**EXERCISE AIM**
Repeat each entry word for word. Leave any images out of the copy.

[[ SUPPLIED DATA, beginning ]]

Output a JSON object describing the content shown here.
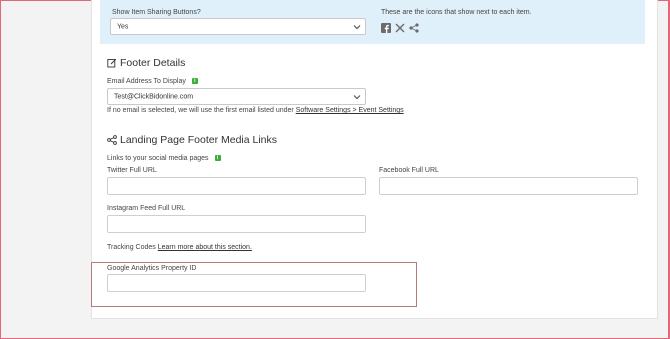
{
  "item_sharing": {
    "label": "Show Item Sharing Buttons?",
    "selected": "Yes",
    "icons_note": "These are the icons that show next to each item.",
    "icons": [
      "facebook-icon",
      "x-icon",
      "share-icon"
    ]
  },
  "footer_details": {
    "title": "Footer Details",
    "email_label": "Email Address To Display",
    "email_selected": "Test@ClickBidonline.com",
    "note_prefix": "If no email is selected, we will use the first email listed under ",
    "note_link": "Software Settings > Event Settings"
  },
  "media_links": {
    "title": "Landing Page Footer Media Links",
    "intro": "Links to your social media pages",
    "twitter_label": "Twitter Full URL",
    "facebook_label": "Facebook Full URL",
    "instagram_label": "Instagram Feed Full URL",
    "tracking_prefix": "Tracking Codes ",
    "tracking_link": "Learn more about this section.",
    "ga_label": "Google Analytics Property ID"
  },
  "colors": {
    "panel_bg": "#dff0fb",
    "badge": "#3eae3a",
    "frame": "#e3677a"
  }
}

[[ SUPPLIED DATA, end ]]

**ANSWER TO THE PROBLEM**
Output a JSON object describing the content shown here.
{
  "item_sharing": {
    "label": "Show Item Sharing Buttons?",
    "selected": "Yes",
    "icons_note": "These are the icons that show next to each item.",
    "icons": [
      "facebook-icon",
      "x-icon",
      "share-icon"
    ]
  },
  "footer_details": {
    "title": "Footer Details",
    "email_label": "Email Address To Display",
    "email_selected": "Test@ClickBidonline.com",
    "note_prefix": "If no email is selected, we will use the first email listed under ",
    "note_link": "Software Settings > Event Settings"
  },
  "media_links": {
    "title": "Landing Page Footer Media Links",
    "intro": "Links to your social media pages",
    "twitter_label": "Twitter Full URL",
    "facebook_label": "Facebook Full URL",
    "instagram_label": "Instagram Feed Full URL",
    "tracking_prefix": "Tracking Codes ",
    "tracking_link": "Learn more about this section.",
    "ga_label": "Google Analytics Property ID"
  },
  "colors": {
    "panel_bg": "#dff0fb",
    "badge": "#3eae3a",
    "frame": "#e3677a"
  }
}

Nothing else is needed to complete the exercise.